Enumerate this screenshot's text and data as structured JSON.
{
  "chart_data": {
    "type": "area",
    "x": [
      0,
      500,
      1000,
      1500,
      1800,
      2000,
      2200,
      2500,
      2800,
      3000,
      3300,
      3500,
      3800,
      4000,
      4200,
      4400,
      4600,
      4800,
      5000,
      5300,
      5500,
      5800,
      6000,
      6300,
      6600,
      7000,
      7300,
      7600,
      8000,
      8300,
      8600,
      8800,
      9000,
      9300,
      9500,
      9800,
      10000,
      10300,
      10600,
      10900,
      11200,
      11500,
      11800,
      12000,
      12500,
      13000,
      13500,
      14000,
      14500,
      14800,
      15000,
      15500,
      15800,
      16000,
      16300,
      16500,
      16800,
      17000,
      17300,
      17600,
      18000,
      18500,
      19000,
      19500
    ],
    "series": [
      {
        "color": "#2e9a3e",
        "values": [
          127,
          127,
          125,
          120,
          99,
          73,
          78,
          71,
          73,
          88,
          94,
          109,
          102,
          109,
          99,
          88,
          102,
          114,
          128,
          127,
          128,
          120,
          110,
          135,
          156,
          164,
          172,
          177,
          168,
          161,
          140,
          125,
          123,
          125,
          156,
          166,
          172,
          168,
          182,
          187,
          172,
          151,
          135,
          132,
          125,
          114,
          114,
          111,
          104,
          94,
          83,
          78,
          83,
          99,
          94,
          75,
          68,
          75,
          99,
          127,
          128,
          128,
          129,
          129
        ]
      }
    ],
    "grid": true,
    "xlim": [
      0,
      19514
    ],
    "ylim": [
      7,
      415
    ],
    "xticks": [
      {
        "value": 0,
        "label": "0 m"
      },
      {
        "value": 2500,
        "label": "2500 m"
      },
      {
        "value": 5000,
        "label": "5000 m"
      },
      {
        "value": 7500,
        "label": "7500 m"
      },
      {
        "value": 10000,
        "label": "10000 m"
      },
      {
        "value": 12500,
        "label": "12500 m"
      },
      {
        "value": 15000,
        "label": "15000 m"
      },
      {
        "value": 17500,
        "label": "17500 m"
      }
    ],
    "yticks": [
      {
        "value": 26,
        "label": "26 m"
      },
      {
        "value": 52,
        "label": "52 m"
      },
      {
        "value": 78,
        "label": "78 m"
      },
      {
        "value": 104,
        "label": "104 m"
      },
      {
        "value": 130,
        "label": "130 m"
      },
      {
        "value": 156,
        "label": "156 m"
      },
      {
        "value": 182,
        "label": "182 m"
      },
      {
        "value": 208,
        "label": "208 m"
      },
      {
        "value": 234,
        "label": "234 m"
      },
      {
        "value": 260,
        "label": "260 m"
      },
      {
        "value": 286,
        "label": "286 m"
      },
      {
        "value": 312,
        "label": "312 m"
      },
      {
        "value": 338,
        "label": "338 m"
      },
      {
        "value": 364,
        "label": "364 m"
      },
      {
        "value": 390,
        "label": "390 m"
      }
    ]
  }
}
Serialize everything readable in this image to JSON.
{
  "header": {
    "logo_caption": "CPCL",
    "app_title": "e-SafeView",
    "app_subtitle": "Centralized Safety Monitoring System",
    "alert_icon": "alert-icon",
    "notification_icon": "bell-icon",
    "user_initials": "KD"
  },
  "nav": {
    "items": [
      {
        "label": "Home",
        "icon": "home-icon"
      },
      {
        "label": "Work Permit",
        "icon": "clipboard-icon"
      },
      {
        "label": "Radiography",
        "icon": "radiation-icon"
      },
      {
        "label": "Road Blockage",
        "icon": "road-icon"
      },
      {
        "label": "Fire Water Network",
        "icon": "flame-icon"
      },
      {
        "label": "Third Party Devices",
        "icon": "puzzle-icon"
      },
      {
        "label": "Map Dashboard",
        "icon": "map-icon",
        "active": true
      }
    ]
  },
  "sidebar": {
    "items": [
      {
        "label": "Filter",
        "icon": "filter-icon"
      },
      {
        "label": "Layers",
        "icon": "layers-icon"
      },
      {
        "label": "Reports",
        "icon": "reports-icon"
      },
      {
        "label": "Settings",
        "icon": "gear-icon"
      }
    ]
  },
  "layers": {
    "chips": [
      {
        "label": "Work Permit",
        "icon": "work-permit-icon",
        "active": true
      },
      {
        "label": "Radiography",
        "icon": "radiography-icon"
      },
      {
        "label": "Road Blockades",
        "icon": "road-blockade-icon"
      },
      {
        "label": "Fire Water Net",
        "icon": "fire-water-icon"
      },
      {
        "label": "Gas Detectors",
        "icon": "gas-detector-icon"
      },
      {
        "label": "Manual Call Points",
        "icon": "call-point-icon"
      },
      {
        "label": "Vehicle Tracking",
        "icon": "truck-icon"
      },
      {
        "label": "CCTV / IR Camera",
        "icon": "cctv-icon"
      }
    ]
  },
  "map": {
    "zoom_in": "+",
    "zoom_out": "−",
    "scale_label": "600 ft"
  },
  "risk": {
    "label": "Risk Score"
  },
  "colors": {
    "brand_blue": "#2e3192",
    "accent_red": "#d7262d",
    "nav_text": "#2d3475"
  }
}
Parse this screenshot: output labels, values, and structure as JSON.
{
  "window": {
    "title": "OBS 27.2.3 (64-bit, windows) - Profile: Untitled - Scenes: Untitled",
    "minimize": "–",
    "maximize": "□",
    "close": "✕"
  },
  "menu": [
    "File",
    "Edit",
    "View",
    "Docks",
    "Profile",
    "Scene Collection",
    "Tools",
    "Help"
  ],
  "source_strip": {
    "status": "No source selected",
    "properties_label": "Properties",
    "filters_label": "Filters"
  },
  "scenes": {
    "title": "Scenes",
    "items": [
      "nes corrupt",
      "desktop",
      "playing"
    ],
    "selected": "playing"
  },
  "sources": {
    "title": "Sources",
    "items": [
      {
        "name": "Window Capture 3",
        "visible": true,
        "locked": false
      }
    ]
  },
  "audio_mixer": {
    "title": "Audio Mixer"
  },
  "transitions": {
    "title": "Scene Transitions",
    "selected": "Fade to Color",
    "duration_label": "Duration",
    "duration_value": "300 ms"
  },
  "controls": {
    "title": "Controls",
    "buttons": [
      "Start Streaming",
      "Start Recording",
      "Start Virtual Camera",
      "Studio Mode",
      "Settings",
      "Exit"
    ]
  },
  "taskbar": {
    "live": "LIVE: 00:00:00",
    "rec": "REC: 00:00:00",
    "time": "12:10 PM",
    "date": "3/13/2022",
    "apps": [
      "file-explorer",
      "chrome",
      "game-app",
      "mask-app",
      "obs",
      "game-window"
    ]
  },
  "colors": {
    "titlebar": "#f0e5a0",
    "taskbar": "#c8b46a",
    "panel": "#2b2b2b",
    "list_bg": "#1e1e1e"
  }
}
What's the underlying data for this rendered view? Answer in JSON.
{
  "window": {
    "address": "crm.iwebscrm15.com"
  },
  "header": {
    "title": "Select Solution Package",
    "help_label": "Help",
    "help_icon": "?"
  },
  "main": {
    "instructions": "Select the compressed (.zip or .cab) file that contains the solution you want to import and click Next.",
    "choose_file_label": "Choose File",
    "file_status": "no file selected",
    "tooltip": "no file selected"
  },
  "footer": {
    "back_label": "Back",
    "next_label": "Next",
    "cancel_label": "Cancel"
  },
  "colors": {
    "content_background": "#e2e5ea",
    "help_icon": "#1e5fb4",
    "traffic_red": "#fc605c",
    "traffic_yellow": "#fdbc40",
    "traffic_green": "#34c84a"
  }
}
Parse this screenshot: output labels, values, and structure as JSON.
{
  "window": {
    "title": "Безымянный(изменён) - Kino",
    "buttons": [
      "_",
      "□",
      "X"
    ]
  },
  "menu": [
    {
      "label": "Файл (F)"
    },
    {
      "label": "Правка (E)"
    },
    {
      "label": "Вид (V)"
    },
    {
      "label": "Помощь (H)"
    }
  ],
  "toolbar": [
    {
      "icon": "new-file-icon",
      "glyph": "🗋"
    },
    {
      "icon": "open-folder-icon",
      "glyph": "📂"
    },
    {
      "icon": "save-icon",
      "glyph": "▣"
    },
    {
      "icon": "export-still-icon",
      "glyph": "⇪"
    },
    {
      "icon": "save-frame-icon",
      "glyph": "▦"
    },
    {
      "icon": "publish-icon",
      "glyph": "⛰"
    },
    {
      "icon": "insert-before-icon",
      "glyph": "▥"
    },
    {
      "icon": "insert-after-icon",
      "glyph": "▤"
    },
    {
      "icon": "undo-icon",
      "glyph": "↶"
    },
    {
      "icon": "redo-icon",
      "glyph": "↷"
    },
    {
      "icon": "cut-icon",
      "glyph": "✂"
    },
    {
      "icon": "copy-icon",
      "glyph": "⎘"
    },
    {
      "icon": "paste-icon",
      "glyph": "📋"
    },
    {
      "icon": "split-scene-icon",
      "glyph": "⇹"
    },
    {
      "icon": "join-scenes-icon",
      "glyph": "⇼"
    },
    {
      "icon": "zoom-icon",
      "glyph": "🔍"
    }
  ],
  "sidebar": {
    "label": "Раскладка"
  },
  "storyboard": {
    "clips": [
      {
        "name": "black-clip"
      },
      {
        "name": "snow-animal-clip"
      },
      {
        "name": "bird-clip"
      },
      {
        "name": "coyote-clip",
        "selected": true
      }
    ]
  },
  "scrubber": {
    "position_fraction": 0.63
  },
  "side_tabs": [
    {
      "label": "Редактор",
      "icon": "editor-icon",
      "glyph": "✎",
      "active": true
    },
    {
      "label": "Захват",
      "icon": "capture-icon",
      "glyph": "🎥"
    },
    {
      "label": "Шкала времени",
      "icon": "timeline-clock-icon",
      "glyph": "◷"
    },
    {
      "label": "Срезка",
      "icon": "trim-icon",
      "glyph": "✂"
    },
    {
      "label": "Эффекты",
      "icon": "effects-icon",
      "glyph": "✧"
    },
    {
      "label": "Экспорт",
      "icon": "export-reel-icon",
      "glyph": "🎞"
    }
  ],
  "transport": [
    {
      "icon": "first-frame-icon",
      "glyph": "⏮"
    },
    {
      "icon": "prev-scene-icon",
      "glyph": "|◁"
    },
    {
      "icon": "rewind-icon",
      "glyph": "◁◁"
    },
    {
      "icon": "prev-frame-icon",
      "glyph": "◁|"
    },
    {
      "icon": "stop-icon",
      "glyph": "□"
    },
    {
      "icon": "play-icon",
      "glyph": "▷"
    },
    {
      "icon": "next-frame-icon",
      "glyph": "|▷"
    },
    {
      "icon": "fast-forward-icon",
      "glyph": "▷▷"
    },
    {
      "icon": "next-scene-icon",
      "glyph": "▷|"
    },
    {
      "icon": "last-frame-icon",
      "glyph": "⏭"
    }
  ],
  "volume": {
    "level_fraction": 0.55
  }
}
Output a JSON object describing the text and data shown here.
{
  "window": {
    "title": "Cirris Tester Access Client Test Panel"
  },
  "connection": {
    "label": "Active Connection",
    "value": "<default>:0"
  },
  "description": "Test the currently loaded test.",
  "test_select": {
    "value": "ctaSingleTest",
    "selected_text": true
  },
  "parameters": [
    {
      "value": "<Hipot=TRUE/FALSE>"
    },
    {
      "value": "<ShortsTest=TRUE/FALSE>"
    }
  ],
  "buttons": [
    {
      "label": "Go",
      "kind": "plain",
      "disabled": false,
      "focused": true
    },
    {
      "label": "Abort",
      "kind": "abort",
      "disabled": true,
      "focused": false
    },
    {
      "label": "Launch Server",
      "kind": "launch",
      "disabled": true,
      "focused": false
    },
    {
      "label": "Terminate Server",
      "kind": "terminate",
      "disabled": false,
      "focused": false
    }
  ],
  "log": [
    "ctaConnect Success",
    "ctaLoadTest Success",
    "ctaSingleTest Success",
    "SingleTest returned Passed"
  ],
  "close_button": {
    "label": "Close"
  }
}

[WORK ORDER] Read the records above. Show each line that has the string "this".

[ANSWER SECTION]
Enumerate this screenshot's text and data as structured JSON.
Serialize everything readable in this image to JSON.
Parse this screenshot: output labels, values, and structure as JSON.
What's the underlying data for this rendered view? Answer in JSON.
Parse this screenshot: output labels, values, and structure as JSON.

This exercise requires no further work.